From the studies performed so far is that the identified loci explain only asmall proportion of the heritability of cancer, and that most of the individual alleles identified confer very small risks for cancer, translating in a total lack of clinical application.

Our hypothesis was that patients with common cancer types carry a convergence of rare variants in a reduced number of genes of cancer related pathways, like DNA damage repair, cell cycle control, apoptosis etc., and that susceptibility genes and pathways highly overlap between different cancer types. Thus, we proposed to identify the genes, pathways and protein interactions involved in cancer predisposition by evaluating the enrichment of rare germline variants across multiple cancer types. Amongst some of these variants we postulated that there are some less common variants in non-cancer patients that might be common in subjects with cancer. Moreover, we hypothesized that there are regions of the human genome that might contain some common and less common variants that have not been explored. Since the analysis that was to be performed in this project is unbiased with respect to the regions that will be explore, we should be able to obtain a complete set of variants that could give us a comprehensive picture of variation in cancer predisposition. Finally, owing to the large sample sizes available through PCAWG, we could investigate the link between germline cancer predisposition and sub-clonal structure and molecular readouts that can play a relevant role in the initial steps of cancer development.

Our proposal responded to the need of advancing the field of cancer genomics and promoted immediate uptake in clinical practice in several ways. First, we have defined new computational methods that permit extracting clinically relevant information from large-scale studies across cancer types (PCAWG project). In PanCanrisk we have further extended the goals of the germline analysis in the PCAWG the project to a very comprehensive analysis of genetic variants in the most complete datasets of WES generated in the context of the ICGC and TCGA investigations.

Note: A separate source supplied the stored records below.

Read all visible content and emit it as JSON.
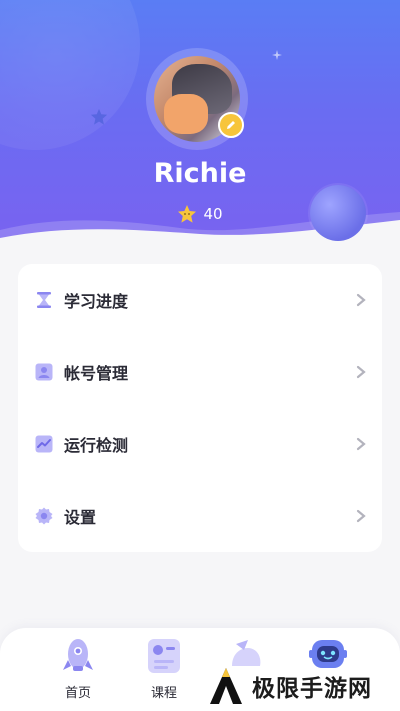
{
  "colors": {
    "header_top": "#5a7df4",
    "header_bottom": "#7a62f0",
    "badge": "#f7c53b",
    "icon_purple": "#8b86f0",
    "text_dark": "#2b2b36"
  },
  "profile": {
    "username": "Richie",
    "star_count": "40",
    "avatar_icon": "avatar-image",
    "edit_icon": "pencil-icon"
  },
  "menu": {
    "items": [
      {
        "label": "学习进度",
        "icon": "hourglass-icon"
      },
      {
        "label": "帐号管理",
        "icon": "user-icon"
      },
      {
        "label": "运行检测",
        "icon": "chart-line-icon"
      },
      {
        "label": "设置",
        "icon": "gear-icon"
      }
    ]
  },
  "tabbar": {
    "tabs": [
      {
        "label": "首页",
        "icon": "rocket-icon"
      },
      {
        "label": "课程",
        "icon": "course-icon"
      },
      {
        "label": "",
        "icon": "satellite-icon"
      },
      {
        "label": "",
        "icon": "robot-icon"
      }
    ]
  },
  "watermark": {
    "text": "极限手游网"
  }
}
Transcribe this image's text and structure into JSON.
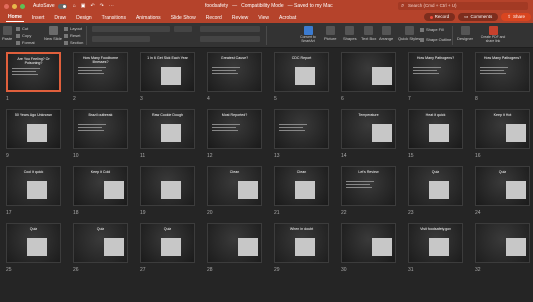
{
  "titlebar": {
    "autosave_label": "AutoSave",
    "doc_name": "foodsafety",
    "separator": "—",
    "mode": "Compatibility Mode",
    "saved": "— Saved to my Mac",
    "search_placeholder": "Search (Cmd + Ctrl + U)"
  },
  "tabs": [
    "Home",
    "Insert",
    "Draw",
    "Design",
    "Transitions",
    "Animations",
    "Slide Show",
    "Record",
    "Review",
    "View",
    "Acrobat"
  ],
  "tab_actions": {
    "record": "Record",
    "comments": "Comments",
    "share": "Share"
  },
  "ribbon": {
    "paste": "Paste",
    "cut": "Cut",
    "copy": "Copy",
    "format": "Format",
    "new_slide": "New Slide",
    "layout": "Layout",
    "reset": "Reset",
    "section": "Section",
    "convert_smartart": "Convert to SmartArt",
    "picture": "Picture",
    "shapes": "Shapes",
    "text_box": "Text Box",
    "arrange": "Arrange",
    "quick_styles": "Quick Styles",
    "shape_fill": "Shape Fill",
    "shape_outline": "Shape Outline",
    "designer": "Designer",
    "create_pdf": "Create PDF and share link"
  },
  "colors": {
    "accent": "#b5432b",
    "selected_border": "#e05f3c"
  },
  "slides": [
    {
      "n": "1",
      "title": "Are You Feeling? Or Poisoning?"
    },
    {
      "n": "2",
      "title": "How Many Foodborne Illnesses?"
    },
    {
      "n": "3",
      "title": "1 in 6 Get Sick Each Year"
    },
    {
      "n": "4",
      "title": "Greatest Cause?"
    },
    {
      "n": "5",
      "title": "CDC Report"
    },
    {
      "n": "6",
      "title": ""
    },
    {
      "n": "7",
      "title": "How Many Pathogens?"
    },
    {
      "n": "8",
      "title": "How Many Pathogens?"
    },
    {
      "n": "9",
      "title": "50 Years Ago Unknown"
    },
    {
      "n": "10",
      "title": "Brazil outbreak"
    },
    {
      "n": "11",
      "title": "Raw Cookie Dough"
    },
    {
      "n": "12",
      "title": "Most Reported?"
    },
    {
      "n": "13",
      "title": ""
    },
    {
      "n": "14",
      "title": "Temperature"
    },
    {
      "n": "15",
      "title": "Heat it quick"
    },
    {
      "n": "16",
      "title": "Keep it Hot"
    },
    {
      "n": "17",
      "title": "Cool it quick"
    },
    {
      "n": "18",
      "title": "Keep it Cold"
    },
    {
      "n": "19",
      "title": ""
    },
    {
      "n": "20",
      "title": "Clean"
    },
    {
      "n": "21",
      "title": "Clean"
    },
    {
      "n": "22",
      "title": "Let's Review"
    },
    {
      "n": "23",
      "title": "Quiz"
    },
    {
      "n": "24",
      "title": "Quiz"
    },
    {
      "n": "25",
      "title": "Quiz"
    },
    {
      "n": "26",
      "title": "Quiz"
    },
    {
      "n": "27",
      "title": "Quiz"
    },
    {
      "n": "28",
      "title": ""
    },
    {
      "n": "29",
      "title": "When in doubt"
    },
    {
      "n": "30",
      "title": ""
    },
    {
      "n": "31",
      "title": "Visit foodsafety.gov"
    },
    {
      "n": "32",
      "title": ""
    }
  ]
}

We have developed new bioinformatic approaches to improve the analysis of germline variation in cancer sequencing, a largely uncharted area with tremendous potential for early diagnosis and risk management.

Second, we have been pioneer linking different types of genetic variation data within cancer types with extensive molecular readouts and regulatory information of rare and private genomic variants.

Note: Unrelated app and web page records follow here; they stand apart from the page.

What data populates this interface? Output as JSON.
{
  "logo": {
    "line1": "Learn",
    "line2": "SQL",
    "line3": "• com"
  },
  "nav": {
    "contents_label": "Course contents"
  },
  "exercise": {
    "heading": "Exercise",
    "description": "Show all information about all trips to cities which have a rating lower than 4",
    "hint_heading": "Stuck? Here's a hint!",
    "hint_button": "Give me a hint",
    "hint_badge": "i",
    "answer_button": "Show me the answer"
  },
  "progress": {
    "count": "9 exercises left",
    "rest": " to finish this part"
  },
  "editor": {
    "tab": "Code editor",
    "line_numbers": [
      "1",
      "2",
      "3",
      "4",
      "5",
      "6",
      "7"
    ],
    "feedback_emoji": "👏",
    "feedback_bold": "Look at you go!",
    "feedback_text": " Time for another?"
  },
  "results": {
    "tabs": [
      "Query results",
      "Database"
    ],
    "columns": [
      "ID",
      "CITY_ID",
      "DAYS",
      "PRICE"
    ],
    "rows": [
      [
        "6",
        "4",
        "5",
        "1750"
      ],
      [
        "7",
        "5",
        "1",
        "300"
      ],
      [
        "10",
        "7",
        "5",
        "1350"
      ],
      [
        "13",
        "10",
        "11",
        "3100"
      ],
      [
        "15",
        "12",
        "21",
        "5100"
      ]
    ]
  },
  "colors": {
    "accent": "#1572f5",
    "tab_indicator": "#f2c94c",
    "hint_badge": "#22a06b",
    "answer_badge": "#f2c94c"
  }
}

Third, we have designed a multi-gene targeted sequencing (MGTS) panel coupled with a complete bioinformatics analysis platform tailored towards the use by clinicians.

Fourth we replicated in large cancer cohorts the associations detected in the PCAWG project, and perform clinical validation in patients that are tested for cancer risk.

Fifth, we applied functional genomics in human cell lines to validate the mutations identified, thereby providing valuable data for training and testing of computational methods.

Finally, we developed new computational approaches to exploits omics data for rapid biomarker assay development, enabling early diagnosis and monitoring of disease progression.